*What you have to do*
Each entry below is to be copied verbatim, with no line missing.

==== Exercise data

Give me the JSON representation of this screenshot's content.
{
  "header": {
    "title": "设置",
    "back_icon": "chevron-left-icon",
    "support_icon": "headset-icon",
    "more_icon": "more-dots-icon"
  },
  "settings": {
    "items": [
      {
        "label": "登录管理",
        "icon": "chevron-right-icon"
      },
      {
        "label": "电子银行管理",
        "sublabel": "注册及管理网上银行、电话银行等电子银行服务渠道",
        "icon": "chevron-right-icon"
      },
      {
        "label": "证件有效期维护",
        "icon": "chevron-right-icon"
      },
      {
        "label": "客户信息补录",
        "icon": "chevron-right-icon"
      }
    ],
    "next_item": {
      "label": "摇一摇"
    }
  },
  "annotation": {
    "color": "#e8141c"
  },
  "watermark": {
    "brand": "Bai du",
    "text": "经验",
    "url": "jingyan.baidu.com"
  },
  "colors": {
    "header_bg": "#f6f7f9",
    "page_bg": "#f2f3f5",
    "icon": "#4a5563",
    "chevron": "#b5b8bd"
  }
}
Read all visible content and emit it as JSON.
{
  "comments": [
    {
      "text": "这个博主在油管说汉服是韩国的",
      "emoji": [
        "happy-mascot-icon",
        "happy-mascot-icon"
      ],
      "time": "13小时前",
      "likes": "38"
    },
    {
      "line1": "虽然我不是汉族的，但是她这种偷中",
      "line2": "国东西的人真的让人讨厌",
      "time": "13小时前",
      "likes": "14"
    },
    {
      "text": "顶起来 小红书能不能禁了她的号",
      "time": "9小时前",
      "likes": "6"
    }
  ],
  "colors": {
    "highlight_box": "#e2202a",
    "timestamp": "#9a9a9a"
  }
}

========

*Answer*
Give me the JSON representation of this screenshot's content.
{
  "header": {
    "title": "设置",
    "back_icon": "chevron-left-icon",
    "support_icon": "headset-icon",
    "more_icon": "more-dots-icon"
  },
  "settings": {
    "items": [
      {
        "label": "登录管理",
        "icon": "chevron-right-icon"
      },
      {
        "label": "电子银行管理",
        "sublabel": "注册及管理网上银行、电话银行等电子银行服务渠道",
        "icon": "chevron-right-icon"
      },
      {
        "label": "证件有效期维护",
        "icon": "chevron-right-icon"
      },
      {
        "label": "客户信息补录",
        "icon": "chevron-right-icon"
      }
    ],
    "next_item": {
      "label": "摇一摇"
    }
  },
  "annotation": {
    "color": "#e8141c"
  },
  "watermark": {
    "brand": "Bai du",
    "text": "经验",
    "url": "jingyan.baidu.com"
  },
  "colors": {
    "header_bg": "#f6f7f9",
    "page_bg": "#f2f3f5",
    "icon": "#4a5563",
    "chevron": "#b5b8bd"
  }
}
Read all visible content and emit it as JSON.
{
  "comments": [
    {
      "text": "这个博主在油管说汉服是韩国的",
      "emoji": [
        "happy-mascot-icon",
        "happy-mascot-icon"
      ],
      "time": "13小时前",
      "likes": "38"
    },
    {
      "line1": "虽然我不是汉族的，但是她这种偷中",
      "line2": "国东西的人真的让人讨厌",
      "time": "13小时前",
      "likes": "14"
    },
    {
      "text": "顶起来 小红书能不能禁了她的号",
      "time": "9小时前",
      "likes": "6"
    }
  ],
  "colors": {
    "highlight_box": "#e2202a",
    "timestamp": "#9a9a9a"
  }
}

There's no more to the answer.